[Assignment]: Copy out the lines below that hold the word "route".

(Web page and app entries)
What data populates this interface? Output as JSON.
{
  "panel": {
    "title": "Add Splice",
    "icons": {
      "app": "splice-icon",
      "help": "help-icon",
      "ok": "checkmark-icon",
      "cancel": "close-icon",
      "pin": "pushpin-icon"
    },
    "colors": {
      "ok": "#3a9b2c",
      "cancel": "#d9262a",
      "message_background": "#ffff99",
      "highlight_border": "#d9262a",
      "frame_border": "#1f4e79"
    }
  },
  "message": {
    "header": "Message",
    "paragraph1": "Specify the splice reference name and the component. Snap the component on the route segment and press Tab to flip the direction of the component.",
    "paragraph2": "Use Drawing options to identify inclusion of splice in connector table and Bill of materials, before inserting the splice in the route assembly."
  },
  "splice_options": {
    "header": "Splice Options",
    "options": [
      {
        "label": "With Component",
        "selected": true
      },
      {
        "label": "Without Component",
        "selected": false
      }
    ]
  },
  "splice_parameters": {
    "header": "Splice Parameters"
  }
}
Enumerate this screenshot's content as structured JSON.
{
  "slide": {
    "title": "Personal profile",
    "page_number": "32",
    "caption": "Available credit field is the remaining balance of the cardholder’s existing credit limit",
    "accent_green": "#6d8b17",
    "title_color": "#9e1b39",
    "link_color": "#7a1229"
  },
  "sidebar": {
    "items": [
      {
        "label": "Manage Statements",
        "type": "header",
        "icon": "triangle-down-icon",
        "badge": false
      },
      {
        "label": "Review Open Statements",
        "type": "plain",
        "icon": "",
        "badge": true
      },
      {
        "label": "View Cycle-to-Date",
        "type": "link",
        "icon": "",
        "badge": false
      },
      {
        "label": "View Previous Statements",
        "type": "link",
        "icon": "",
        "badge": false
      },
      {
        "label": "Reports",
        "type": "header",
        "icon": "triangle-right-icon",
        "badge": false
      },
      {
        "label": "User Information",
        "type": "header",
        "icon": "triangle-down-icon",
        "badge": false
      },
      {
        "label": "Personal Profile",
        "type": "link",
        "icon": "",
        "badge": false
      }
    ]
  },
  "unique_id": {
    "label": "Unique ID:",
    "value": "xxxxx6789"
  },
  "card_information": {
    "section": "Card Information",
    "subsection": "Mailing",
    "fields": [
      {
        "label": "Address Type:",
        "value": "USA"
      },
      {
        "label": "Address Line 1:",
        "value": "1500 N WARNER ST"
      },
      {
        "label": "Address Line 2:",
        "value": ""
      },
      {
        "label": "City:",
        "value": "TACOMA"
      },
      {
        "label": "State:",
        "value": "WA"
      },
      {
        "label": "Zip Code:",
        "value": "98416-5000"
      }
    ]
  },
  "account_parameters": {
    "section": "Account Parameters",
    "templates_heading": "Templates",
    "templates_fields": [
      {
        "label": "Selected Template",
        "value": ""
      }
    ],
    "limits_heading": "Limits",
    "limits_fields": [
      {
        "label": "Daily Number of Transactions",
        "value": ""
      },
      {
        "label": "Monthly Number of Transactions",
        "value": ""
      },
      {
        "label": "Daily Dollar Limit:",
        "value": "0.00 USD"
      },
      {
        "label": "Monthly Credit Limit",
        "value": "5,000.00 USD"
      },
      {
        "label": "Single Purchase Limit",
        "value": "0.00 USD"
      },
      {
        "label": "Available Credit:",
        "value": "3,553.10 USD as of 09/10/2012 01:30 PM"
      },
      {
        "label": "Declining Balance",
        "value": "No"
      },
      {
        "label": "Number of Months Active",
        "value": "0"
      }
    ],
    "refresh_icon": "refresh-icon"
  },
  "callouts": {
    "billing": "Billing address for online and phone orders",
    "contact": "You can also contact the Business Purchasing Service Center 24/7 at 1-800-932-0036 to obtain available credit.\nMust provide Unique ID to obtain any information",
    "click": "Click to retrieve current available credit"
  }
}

[Result of the task]:
    "paragraph1": "Specify the splice reference name and the component. Snap the component on the route segment and press Tab to flip the direction of the component.",
    "paragraph2": "Use Drawing options to identify inclusion of splice in connector table and Bill of materials, before inserting the splice in the route assembly."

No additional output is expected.